My name is Micah Bergen, and I would like to take a *brief* moment to introduce myself.
I was home-schooled from kindergarten until my Sophomore year of High school. I then took my GED and a year later began my studies at Missouri Southern State University, where I received a BSE in Middle School Mathematics Education. Being home-schooled was a great experience for me, in which I was able to learn at my own pace and gain a valuable life skill--being able to teach myself from a book. MSSU gave me a great foundation in teaching, and is also where I met my beautiful wife.
My wife, Kelsi, and I met at University and were married the year before I graduated. I am still in shock that she agreed to marry me, and I love her more and more every day--she is the perfect woman for me. Upon my graduation, we moved to Cambodia (in 2012) and spent the next four years working as teachers (mostly Bible and English) alongside non-profit organizations (three years with a children's home and one year at a center for trafficked, young women).
During this time, we met our two daughters (Abby and Lily-- in fall 2012) and completed adoptions and visa paper work (in 2016). We also made the decision to expand our family and had Melody (in 2014)--my girls are what makes my life interesting, and I love them more than I could ever have imagined loving anyone.
After completing the proper paperwork, we returned to Missouri, and we now live in Ballard--I love living here.
For the last two years, I have taught at Montrose R-14. I enjoyed my time there and learned a lot about teaching in the United States.
I am very excited to be a part of the Ballard community, and I look forward to growing as a teacher and developing a great relationship with the students of Ballard RII. If you have any questions for me, feel free to ask.
I will leave you with a math quote:
"Obvious is the most dangerous word in mathematics."
E. T. Bell

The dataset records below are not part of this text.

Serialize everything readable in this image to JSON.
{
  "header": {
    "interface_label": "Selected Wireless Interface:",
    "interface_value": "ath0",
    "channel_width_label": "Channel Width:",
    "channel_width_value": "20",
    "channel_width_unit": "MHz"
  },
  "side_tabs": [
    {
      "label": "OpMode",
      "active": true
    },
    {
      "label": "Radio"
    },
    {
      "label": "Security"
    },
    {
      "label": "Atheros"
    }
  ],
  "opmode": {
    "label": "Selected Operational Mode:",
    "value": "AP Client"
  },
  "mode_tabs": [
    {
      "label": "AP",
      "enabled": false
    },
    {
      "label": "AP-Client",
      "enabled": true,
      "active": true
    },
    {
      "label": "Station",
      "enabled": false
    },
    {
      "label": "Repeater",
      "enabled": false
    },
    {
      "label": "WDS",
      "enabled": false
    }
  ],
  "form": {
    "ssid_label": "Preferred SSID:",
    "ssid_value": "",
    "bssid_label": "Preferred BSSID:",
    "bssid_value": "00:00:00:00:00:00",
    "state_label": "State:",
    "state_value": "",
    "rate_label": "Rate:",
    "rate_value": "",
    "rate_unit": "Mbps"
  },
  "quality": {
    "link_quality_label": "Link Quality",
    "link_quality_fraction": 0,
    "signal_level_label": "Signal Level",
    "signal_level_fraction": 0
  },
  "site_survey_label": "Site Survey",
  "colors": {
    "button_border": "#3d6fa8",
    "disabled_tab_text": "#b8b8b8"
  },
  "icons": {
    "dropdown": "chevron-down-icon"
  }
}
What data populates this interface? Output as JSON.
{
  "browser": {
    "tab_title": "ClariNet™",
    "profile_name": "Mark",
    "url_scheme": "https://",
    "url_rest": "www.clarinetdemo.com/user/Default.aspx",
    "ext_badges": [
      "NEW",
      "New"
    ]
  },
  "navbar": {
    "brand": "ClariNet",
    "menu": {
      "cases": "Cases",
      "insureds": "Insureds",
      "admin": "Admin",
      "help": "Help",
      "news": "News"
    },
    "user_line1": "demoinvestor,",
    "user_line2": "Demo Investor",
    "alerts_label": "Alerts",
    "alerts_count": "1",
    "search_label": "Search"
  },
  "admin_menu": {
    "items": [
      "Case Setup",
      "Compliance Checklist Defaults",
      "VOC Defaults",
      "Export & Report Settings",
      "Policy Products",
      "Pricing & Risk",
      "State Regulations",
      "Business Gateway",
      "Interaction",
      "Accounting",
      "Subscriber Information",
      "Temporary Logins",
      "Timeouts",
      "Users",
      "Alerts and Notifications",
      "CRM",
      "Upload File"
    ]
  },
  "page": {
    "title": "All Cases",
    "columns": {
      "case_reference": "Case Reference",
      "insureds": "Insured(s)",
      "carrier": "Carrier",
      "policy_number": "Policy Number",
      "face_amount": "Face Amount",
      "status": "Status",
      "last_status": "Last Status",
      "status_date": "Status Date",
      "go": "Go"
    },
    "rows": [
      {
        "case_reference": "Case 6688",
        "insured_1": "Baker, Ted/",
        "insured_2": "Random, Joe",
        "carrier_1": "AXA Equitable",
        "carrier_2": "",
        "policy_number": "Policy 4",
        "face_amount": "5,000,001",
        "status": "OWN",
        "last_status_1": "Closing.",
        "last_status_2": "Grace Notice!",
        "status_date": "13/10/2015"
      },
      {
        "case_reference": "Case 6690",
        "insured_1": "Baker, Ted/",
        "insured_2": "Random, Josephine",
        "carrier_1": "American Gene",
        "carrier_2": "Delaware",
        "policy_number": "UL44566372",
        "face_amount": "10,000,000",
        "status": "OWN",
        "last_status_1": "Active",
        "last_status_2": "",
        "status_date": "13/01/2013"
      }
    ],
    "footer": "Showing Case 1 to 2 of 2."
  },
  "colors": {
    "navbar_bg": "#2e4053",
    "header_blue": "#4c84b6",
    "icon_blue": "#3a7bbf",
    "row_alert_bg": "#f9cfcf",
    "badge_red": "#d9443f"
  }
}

I will attempt, during my time at Ballard, to offer the tools necessary for all my students to succeed--in a way that understands math is sometimes like magic and is most certainly not "simple" or "obvious" to everyone.